Latin name: Rubus chamaemorus
Where: Wet boggy moorland and mountainsides
When: Summer for possible flowers and fruit
When it’s not fruiting it would be hard to guess that the cloudberry is actually a relation of brambles and raspberries. It is a small, unassuming plant that nestles high among the blaeberries and heather of our moors and mountains. It is a true sub-Arctic species, more often found in Scandinavia than Scotland. Possibly because of this we rarely see its snowy flowers or ruddy orange fruit in our Scottish hills. Its leaves look a little like those of blackcurrants, but of course without their aromatic smell.

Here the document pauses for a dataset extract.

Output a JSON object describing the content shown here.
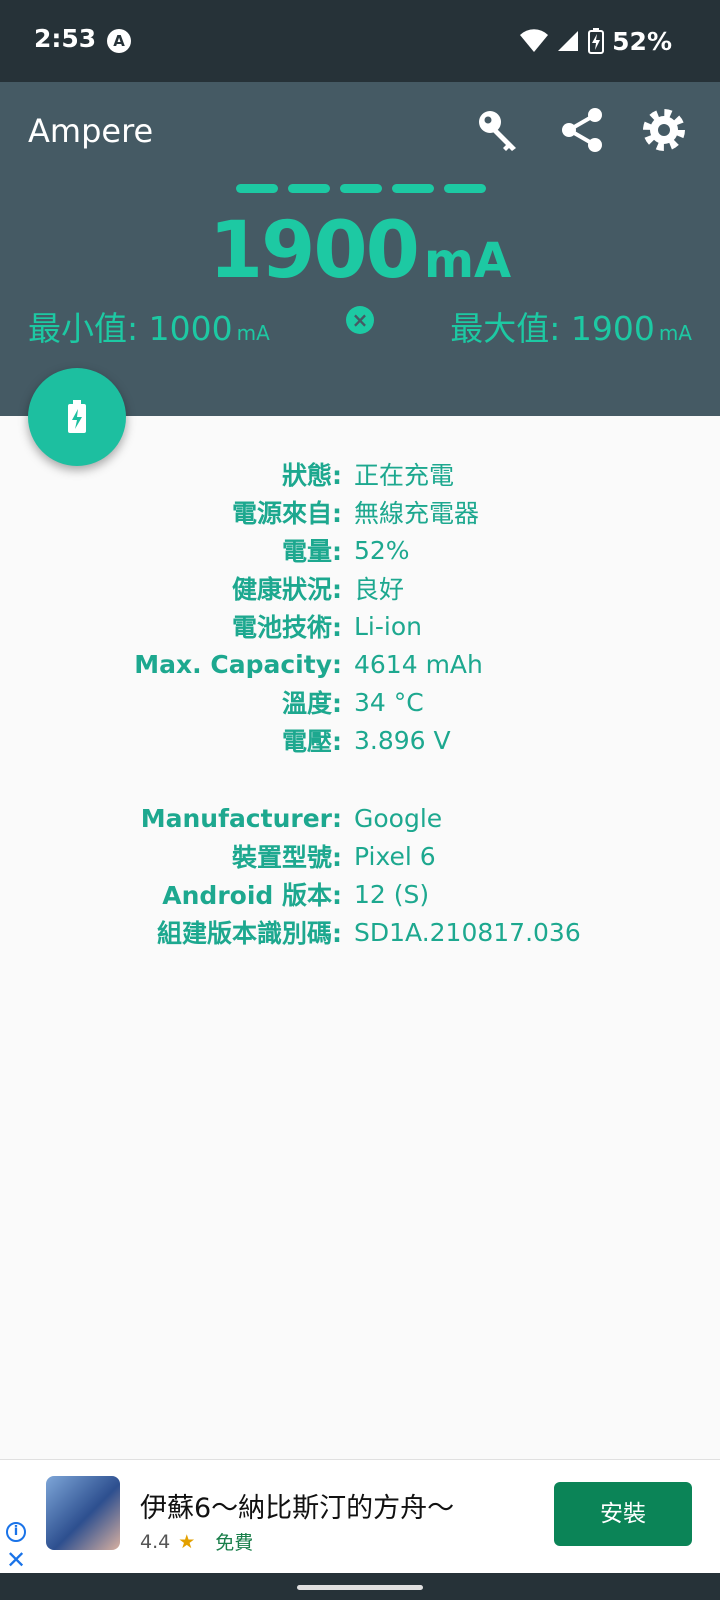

Its romantic-sounding name – ‘cloudberry’ – actually comes from the Old English word ‘clud’, meaning ‘hill’, rather than from its habit of growing high on the mountainside among the clouds!